That pretty much sums it up for free weight training.
Stage 3 – machines
The only thing left that you don’t have and that commercial gyms have are machines. You won’t be able to compete with them on that level, unless you have enough money and also enough space. Well, if you can afford to buy all these machines, you will certainly be able to afford a large house!
So assuming you are still in the game so far, what machines do you need? Sticking with value for money, get a cable station with low and high pulley. Just as dumbbells can mimic most barbell exercises, pulleys can mimic most free weight exercises and add their own twist to exercises.
Curls at the pulley? Tick.
One-arm rows? Big tick.

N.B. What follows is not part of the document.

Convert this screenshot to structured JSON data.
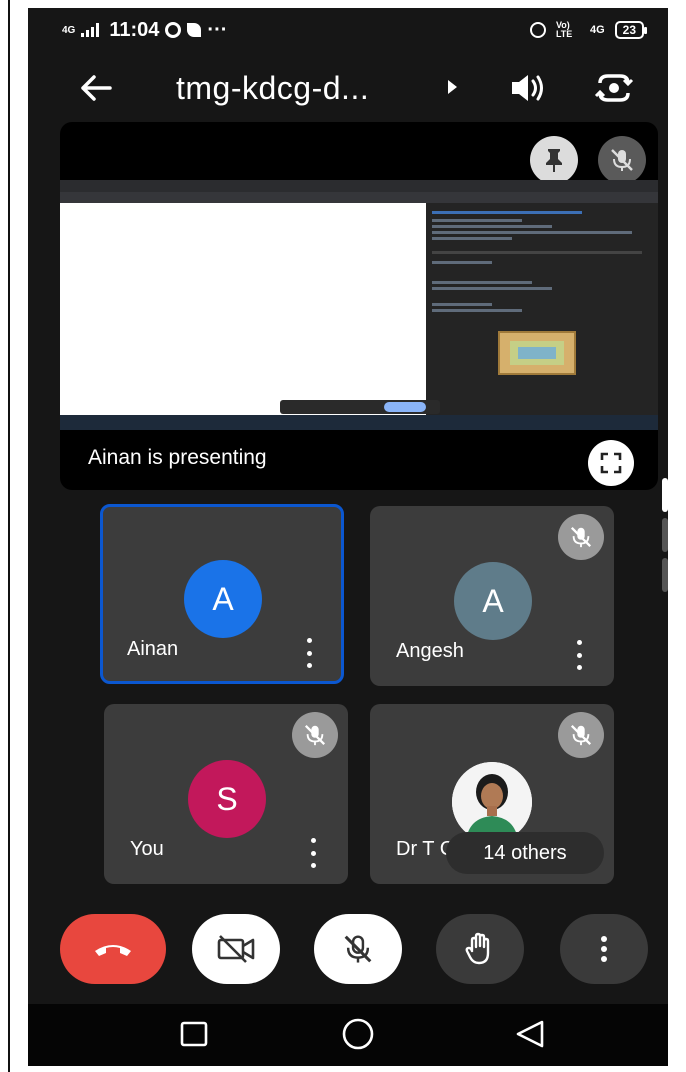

Upright row? You bet!
Lateral raises? Bring it on!
Cables are a cross between free weights and machines and allow you to target muscles very intensively.
Swiss and Bosu balls
By the way, at any stage of building your home gym, feel free to buy a Swiss ball and the less versatile Bosu ball. You can substitute the bench with the Swiss ball in many exercises, for example with chest exercises, pullovers and shoulder presses. With the Bosu ball, a hemisphere, you can do killer sets of lunges on them after a heavy session of squats and leg presses. You will have to work so hard at balancing your body that you will be nearly crying in pain. This exercise truly separates the men from the boys. A Swiss ball costs from only £15. Buy only the original one which can resist very high pressure and won’t burst.
Back to machines. There are some combo workstations that allow you to do a range of exercises such as lats pulldown, pec decks and so on and save a lot on space. You need to decide what machine exercises you want to be able to do. Or else you can buy the individual machines one by one. Perhaps the most important ones will be to train the back because apart from the bent-over row, t-bar row, deadlifts and one-arm dumbbell rows, you don’t have any other free-weight exercise you can do. So getting the machine versions, of which there are many, will add variety to your back workout. You may particularly want to get the lower back bench, which enables you to target the lower back as its name suggests.
Next ones are leg machines. Apart from the front and back squat, you don’t have any compound exercises for the legs. So invest in a leg press machine, followed by a hack squat station and your legs will thank you. Not many combo stations will cater for these two exercises. These leg machines must be extremely strong in order to handle extreme weights that can be pushed by powerful legs – upwards of 500 kg easily for the leg press exercise.
A Smith machine is also an excellent choice which will allow you to do the Smith machine back squat. Moreover, the Smith machine can be used for a variety of other exercises. If cables stand between free weights and machines, then the Smith machine stands between cables and machines. You can do the bench press, the bent-over row, the back squat all using the Smith machine but the bar is balanced for you and you only need to move it up and down.
After these basic machines, the choice is yours. You can go for fancy ab machines, lower back machines and even preacher curls machines.
Most people will stop at Stage 2 in building their dream home gym. Some might go a step further and acquire a cable station or a couple of machines. If you end up with the complete range of machines, congratulations, you’ve just bought yourself a fully-modern gym!
If you have your own home gym or would like to share how your ideal home gym would look like, why not do so via a guest post? See our page on fitness guest posting.